After some brainstorming and discussions with both Bhavana and Lukas, a solution for a normalized data schema was found. See the above for the finalized solution in the form of an ER diagram.
On every reasonable period, a CRON job will be run. In the script, we check for a new train cycle by reading from an external data source. If a new cycle is found, it is insert as a new row in the
cycle table. Following that, new rows are made in the
version table for each product that will have a version entering the central channel. Now, the mapping begins. The newly created versions are mapped to the newly created cycle as being in the
central channel. Previous versions are also bumped up a channel and mapped to the newly created cycle.

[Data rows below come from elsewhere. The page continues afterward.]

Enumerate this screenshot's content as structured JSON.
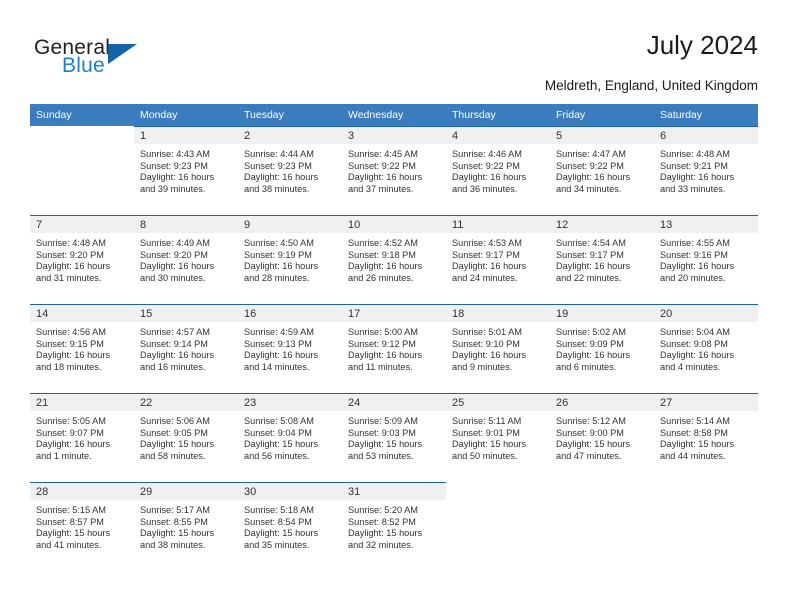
{
  "brand": {
    "name_part1": "General",
    "name_part2": "Blue",
    "accent_color": "#1f7fc4",
    "triangle_color": "#1464a5"
  },
  "header": {
    "title": "July 2024",
    "subtitle": "Meldreth, England, United Kingdom"
  },
  "theme": {
    "header_row_bg": "#3a7cbe",
    "daynum_band_bg": "#f0f0f0",
    "cell_top_border": "#1c64a5"
  },
  "weekday_headers": [
    "Sunday",
    "Monday",
    "Tuesday",
    "Wednesday",
    "Thursday",
    "Friday",
    "Saturday"
  ],
  "weeks": [
    [
      {
        "empty": true
      },
      {
        "day": "1",
        "sunrise": "Sunrise: 4:43 AM",
        "sunset": "Sunset: 9:23 PM",
        "daylight1": "Daylight: 16 hours",
        "daylight2": "and 39 minutes."
      },
      {
        "day": "2",
        "sunrise": "Sunrise: 4:44 AM",
        "sunset": "Sunset: 9:23 PM",
        "daylight1": "Daylight: 16 hours",
        "daylight2": "and 38 minutes."
      },
      {
        "day": "3",
        "sunrise": "Sunrise: 4:45 AM",
        "sunset": "Sunset: 9:22 PM",
        "daylight1": "Daylight: 16 hours",
        "daylight2": "and 37 minutes."
      },
      {
        "day": "4",
        "sunrise": "Sunrise: 4:46 AM",
        "sunset": "Sunset: 9:22 PM",
        "daylight1": "Daylight: 16 hours",
        "daylight2": "and 36 minutes."
      },
      {
        "day": "5",
        "sunrise": "Sunrise: 4:47 AM",
        "sunset": "Sunset: 9:22 PM",
        "daylight1": "Daylight: 16 hours",
        "daylight2": "and 34 minutes."
      },
      {
        "day": "6",
        "sunrise": "Sunrise: 4:48 AM",
        "sunset": "Sunset: 9:21 PM",
        "daylight1": "Daylight: 16 hours",
        "daylight2": "and 33 minutes."
      }
    ],
    [
      {
        "day": "7",
        "sunrise": "Sunrise: 4:48 AM",
        "sunset": "Sunset: 9:20 PM",
        "daylight1": "Daylight: 16 hours",
        "daylight2": "and 31 minutes."
      },
      {
        "day": "8",
        "sunrise": "Sunrise: 4:49 AM",
        "sunset": "Sunset: 9:20 PM",
        "daylight1": "Daylight: 16 hours",
        "daylight2": "and 30 minutes."
      },
      {
        "day": "9",
        "sunrise": "Sunrise: 4:50 AM",
        "sunset": "Sunset: 9:19 PM",
        "daylight1": "Daylight: 16 hours",
        "daylight2": "and 28 minutes."
      },
      {
        "day": "10",
        "sunrise": "Sunrise: 4:52 AM",
        "sunset": "Sunset: 9:18 PM",
        "daylight1": "Daylight: 16 hours",
        "daylight2": "and 26 minutes."
      },
      {
        "day": "11",
        "sunrise": "Sunrise: 4:53 AM",
        "sunset": "Sunset: 9:17 PM",
        "daylight1": "Daylight: 16 hours",
        "daylight2": "and 24 minutes."
      },
      {
        "day": "12",
        "sunrise": "Sunrise: 4:54 AM",
        "sunset": "Sunset: 9:17 PM",
        "daylight1": "Daylight: 16 hours",
        "daylight2": "and 22 minutes."
      },
      {
        "day": "13",
        "sunrise": "Sunrise: 4:55 AM",
        "sunset": "Sunset: 9:16 PM",
        "daylight1": "Daylight: 16 hours",
        "daylight2": "and 20 minutes."
      }
    ],
    [
      {
        "day": "14",
        "sunrise": "Sunrise: 4:56 AM",
        "sunset": "Sunset: 9:15 PM",
        "daylight1": "Daylight: 16 hours",
        "daylight2": "and 18 minutes."
      },
      {
        "day": "15",
        "sunrise": "Sunrise: 4:57 AM",
        "sunset": "Sunset: 9:14 PM",
        "daylight1": "Daylight: 16 hours",
        "daylight2": "and 16 minutes."
      },
      {
        "day": "16",
        "sunrise": "Sunrise: 4:59 AM",
        "sunset": "Sunset: 9:13 PM",
        "daylight1": "Daylight: 16 hours",
        "daylight2": "and 14 minutes."
      },
      {
        "day": "17",
        "sunrise": "Sunrise: 5:00 AM",
        "sunset": "Sunset: 9:12 PM",
        "daylight1": "Daylight: 16 hours",
        "daylight2": "and 11 minutes."
      },
      {
        "day": "18",
        "sunrise": "Sunrise: 5:01 AM",
        "sunset": "Sunset: 9:10 PM",
        "daylight1": "Daylight: 16 hours",
        "daylight2": "and 9 minutes."
      },
      {
        "day": "19",
        "sunrise": "Sunrise: 5:02 AM",
        "sunset": "Sunset: 9:09 PM",
        "daylight1": "Daylight: 16 hours",
        "daylight2": "and 6 minutes."
      },
      {
        "day": "20",
        "sunrise": "Sunrise: 5:04 AM",
        "sunset": "Sunset: 9:08 PM",
        "daylight1": "Daylight: 16 hours",
        "daylight2": "and 4 minutes."
      }
    ],
    [
      {
        "day": "21",
        "sunrise": "Sunrise: 5:05 AM",
        "sunset": "Sunset: 9:07 PM",
        "daylight1": "Daylight: 16 hours",
        "daylight2": "and 1 minute."
      },
      {
        "day": "22",
        "sunrise": "Sunrise: 5:06 AM",
        "sunset": "Sunset: 9:05 PM",
        "daylight1": "Daylight: 15 hours",
        "daylight2": "and 58 minutes."
      },
      {
        "day": "23",
        "sunrise": "Sunrise: 5:08 AM",
        "sunset": "Sunset: 9:04 PM",
        "daylight1": "Daylight: 15 hours",
        "daylight2": "and 56 minutes."
      },
      {
        "day": "24",
        "sunrise": "Sunrise: 5:09 AM",
        "sunset": "Sunset: 9:03 PM",
        "daylight1": "Daylight: 15 hours",
        "daylight2": "and 53 minutes."
      },
      {
        "day": "25",
        "sunrise": "Sunrise: 5:11 AM",
        "sunset": "Sunset: 9:01 PM",
        "daylight1": "Daylight: 15 hours",
        "daylight2": "and 50 minutes."
      },
      {
        "day": "26",
        "sunrise": "Sunrise: 5:12 AM",
        "sunset": "Sunset: 9:00 PM",
        "daylight1": "Daylight: 15 hours",
        "daylight2": "and 47 minutes."
      },
      {
        "day": "27",
        "sunrise": "Sunrise: 5:14 AM",
        "sunset": "Sunset: 8:58 PM",
        "daylight1": "Daylight: 15 hours",
        "daylight2": "and 44 minutes."
      }
    ],
    [
      {
        "day": "28",
        "sunrise": "Sunrise: 5:15 AM",
        "sunset": "Sunset: 8:57 PM",
        "daylight1": "Daylight: 15 hours",
        "daylight2": "and 41 minutes."
      },
      {
        "day": "29",
        "sunrise": "Sunrise: 5:17 AM",
        "sunset": "Sunset: 8:55 PM",
        "daylight1": "Daylight: 15 hours",
        "daylight2": "and 38 minutes."
      },
      {
        "day": "30",
        "sunrise": "Sunrise: 5:18 AM",
        "sunset": "Sunset: 8:54 PM",
        "daylight1": "Daylight: 15 hours",
        "daylight2": "and 35 minutes."
      },
      {
        "day": "31",
        "sunrise": "Sunrise: 5:20 AM",
        "sunset": "Sunset: 8:52 PM",
        "daylight1": "Daylight: 15 hours",
        "daylight2": "and 32 minutes."
      },
      {
        "empty": true
      },
      {
        "empty": true
      },
      {
        "empty": true
      }
    ]
  ]
}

The rows in the
version_channel_cycle can be interpreted in English as the particular version that is in the particular channel for a particular cycle.
When retrieving data, this means that we only have to do
in between timestamp comparisons once in the
cycle table, then we get the
cycle.id which is used for the other database queries. Convenient. In terms of storing data, this also means inserting rows every time a new cycle is entered, as opposed to updating
version rows over and over again, which can get messy. The same dates are also stored only once now, so the redundancy is gone.
All things considered I’m quite happy with the new database schema. Big thanks to Lukas for pushing me to rethink my initial design and walking me through when I was lost.
Perhaps at some point in future I will write more about the other aspects of the database that deal with the storage and use of
queries. This project just keeps getting more awesome. Excited to see it go live.